From drunken tricks of the trade, to historical tidbits, whip out one of our ten beer-related factoids at your next social gathering, and you’ll be sure to impress. Hell, maybe someone will even buy you a beer.
1. Barack Obama is a homebrewer.
In 2011, President Obama became the first sitting US president to brew beer in the White House. He reportedly bought a homebrew kit with his personal funds so the White House kitchen staff could help him brew up some special beer for last year’s Superbowl party. The first beer brewed was dubbed White House Honey Ale, but a White House Honey Blonde Ale and a White House Honey Porter have been brewed on other occasions.
2.Cenosillicaphobia is the term coined for the fear of an empty beer glass.
3.The Pilgrims landed at Plymouth Rock because they ran out of beer. Though they originally planned to sail south to a warmer climate, unsafe drinking water made beer the drink of choice on the ship, so dwindling supplies meant an early stop at Plymouth Rock was in order.
4.To keep your beer glass or mug from sticking to your bar napkin, sprinkle a little salt on the napkin before you set your glass down.
5. Though there is no definitive proof, many believe that the saying ‘Mind your P’s and Q’s’ originated at a time when alcoholic beverages were served in pints and quarts. Thus, the saying originally meant to be careful how much you drank.
6. A team of inventors at Kirin Brewing in Tokyo have figured out how to create frozen foam to dispense on top of a beer like soft-serve ice cream. The frothy, frozen head will reportedly keep your entire pint cold for 30 minutes. (While the cold temp could to be detrimental to the recommended serving temperature of many styles, it sure does sound nice on a hot summer day.)

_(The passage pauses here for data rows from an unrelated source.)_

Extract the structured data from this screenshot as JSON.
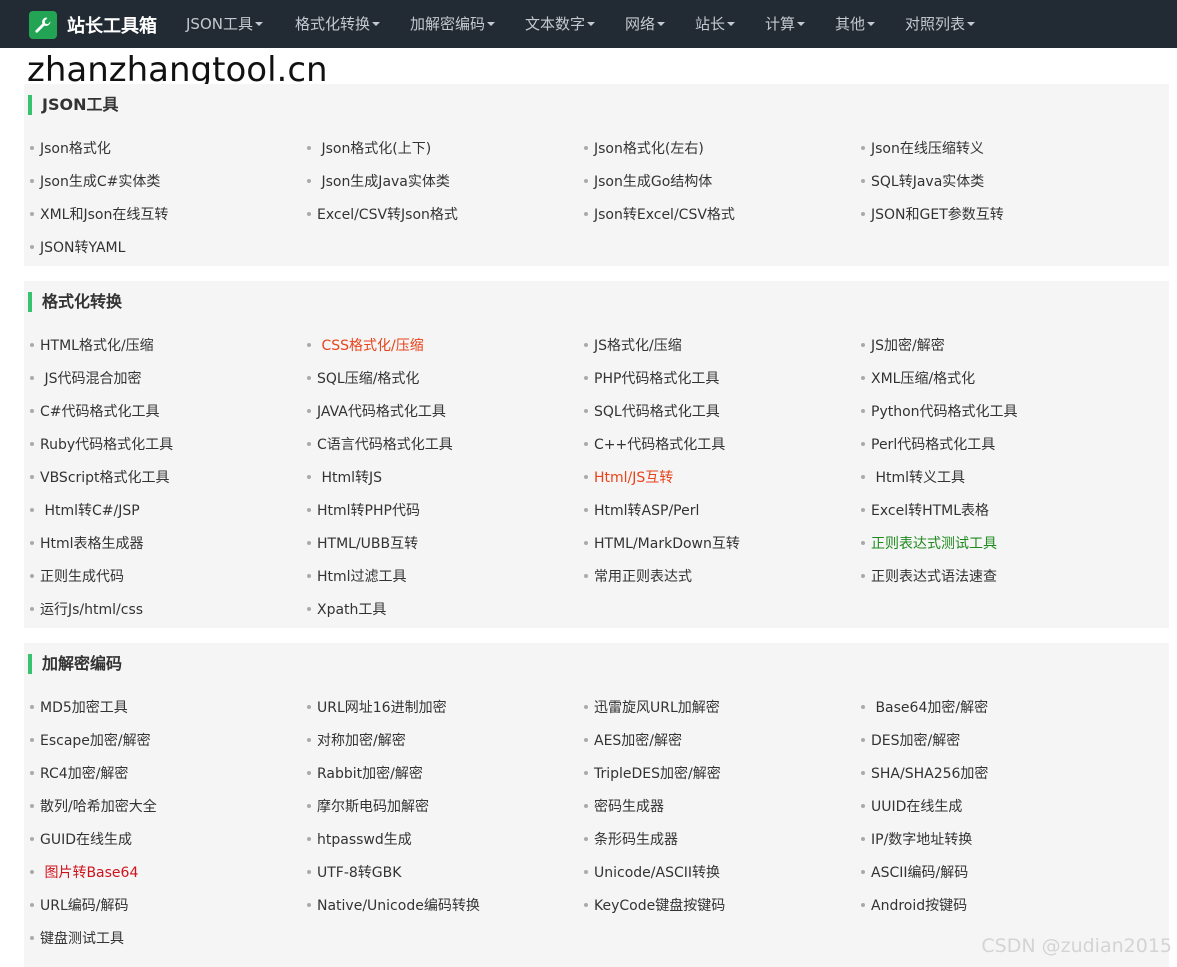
{
  "navbar": {
    "brand": "站长工具箱",
    "items": [
      {
        "label": "JSON工具"
      },
      {
        "label": "格式化转换"
      },
      {
        "label": "加解密编码"
      },
      {
        "label": "文本数字"
      },
      {
        "label": "网络"
      },
      {
        "label": "站长"
      },
      {
        "label": "计算"
      },
      {
        "label": "其他"
      },
      {
        "label": "对照列表"
      }
    ]
  },
  "site_url": "zhanzhangtool.cn",
  "colors": {
    "nav_bg": "#222b34",
    "brand_green": "#23a455",
    "section_bar": "#37c26e",
    "link_red": "#e8431a",
    "link_green": "#1e8a1e",
    "link_dark_red": "#d0121b"
  },
  "sections": [
    {
      "title": "JSON工具",
      "links": [
        {
          "label": "Json格式化"
        },
        {
          "label": " Json格式化(上下)"
        },
        {
          "label": "Json格式化(左右)"
        },
        {
          "label": "Json在线压缩转义"
        },
        {
          "label": "Json生成C#实体类"
        },
        {
          "label": " Json生成Java实体类"
        },
        {
          "label": "Json生成Go结构体"
        },
        {
          "label": "SQL转Java实体类"
        },
        {
          "label": "XML和Json在线互转"
        },
        {
          "label": "Excel/CSV转Json格式"
        },
        {
          "label": "Json转Excel/CSV格式"
        },
        {
          "label": "JSON和GET参数互转"
        },
        {
          "label": "JSON转YAML"
        }
      ]
    },
    {
      "title": "格式化转换",
      "links": [
        {
          "label": "HTML格式化/压缩"
        },
        {
          "label": " CSS格式化/压缩",
          "color": "red"
        },
        {
          "label": "JS格式化/压缩"
        },
        {
          "label": "JS加密/解密"
        },
        {
          "label": " JS代码混合加密"
        },
        {
          "label": "SQL压缩/格式化"
        },
        {
          "label": "PHP代码格式化工具"
        },
        {
          "label": "XML压缩/格式化"
        },
        {
          "label": "C#代码格式化工具"
        },
        {
          "label": "JAVA代码格式化工具"
        },
        {
          "label": "SQL代码格式化工具"
        },
        {
          "label": "Python代码格式化工具"
        },
        {
          "label": "Ruby代码格式化工具"
        },
        {
          "label": "C语言代码格式化工具"
        },
        {
          "label": "C++代码格式化工具"
        },
        {
          "label": "Perl代码格式化工具"
        },
        {
          "label": "VBScript格式化工具"
        },
        {
          "label": " Html转JS"
        },
        {
          "label": "Html/JS互转",
          "color": "red"
        },
        {
          "label": " Html转义工具"
        },
        {
          "label": " Html转C#/JSP"
        },
        {
          "label": "Html转PHP代码"
        },
        {
          "label": "Html转ASP/Perl"
        },
        {
          "label": "Excel转HTML表格"
        },
        {
          "label": "Html表格生成器"
        },
        {
          "label": "HTML/UBB互转"
        },
        {
          "label": "HTML/MarkDown互转"
        },
        {
          "label": "正则表达式测试工具",
          "color": "green"
        },
        {
          "label": "正则生成代码"
        },
        {
          "label": "Html过滤工具"
        },
        {
          "label": "常用正则表达式"
        },
        {
          "label": "正则表达式语法速查"
        },
        {
          "label": "运行Js/html/css"
        },
        {
          "label": "Xpath工具"
        }
      ]
    },
    {
      "title": "加解密编码",
      "links": [
        {
          "label": "MD5加密工具"
        },
        {
          "label": "URL网址16进制加密"
        },
        {
          "label": "迅雷旋风URL加解密"
        },
        {
          "label": " Base64加密/解密"
        },
        {
          "label": "Escape加密/解密"
        },
        {
          "label": "对称加密/解密"
        },
        {
          "label": "AES加密/解密"
        },
        {
          "label": "DES加密/解密"
        },
        {
          "label": "RC4加密/解密"
        },
        {
          "label": "Rabbit加密/解密"
        },
        {
          "label": "TripleDES加密/解密"
        },
        {
          "label": "SHA/SHA256加密"
        },
        {
          "label": "散列/哈希加密大全"
        },
        {
          "label": "摩尔斯电码加解密"
        },
        {
          "label": "密码生成器"
        },
        {
          "label": "UUID在线生成"
        },
        {
          "label": "GUID在线生成"
        },
        {
          "label": "htpasswd生成"
        },
        {
          "label": "条形码生成器"
        },
        {
          "label": "IP/数字地址转换"
        },
        {
          "label": " 图片转Base64",
          "color": "darkred"
        },
        {
          "label": "UTF-8转GBK"
        },
        {
          "label": "Unicode/ASCII转换"
        },
        {
          "label": "ASCII编码/解码"
        },
        {
          "label": "URL编码/解码"
        },
        {
          "label": "Native/Unicode编码转换"
        },
        {
          "label": "KeyCode键盘按键码"
        },
        {
          "label": "Android按键码"
        },
        {
          "label": "键盘测试工具"
        }
      ]
    }
  ],
  "watermark": "CSDN @zudian2015"
}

7. In 2007, a Dutch brewery manufactured beer for dogs. Kwispelbier, marketed as “beer for your best friend,” is a special non-alcoholic brew of beef extract and malt.
8.This summer, a pint of Heineken at the London Olympics will cost $11.10.
9. Some German McDonald’s locations sell beer.
10. According to the Brewer’s Association, in 2011 there were approximately 250 brewery openings (174 microbreweries and 76 brewpubs) and 37 brewery closings (12 microbreweries and 25 brewpubs) in the United States.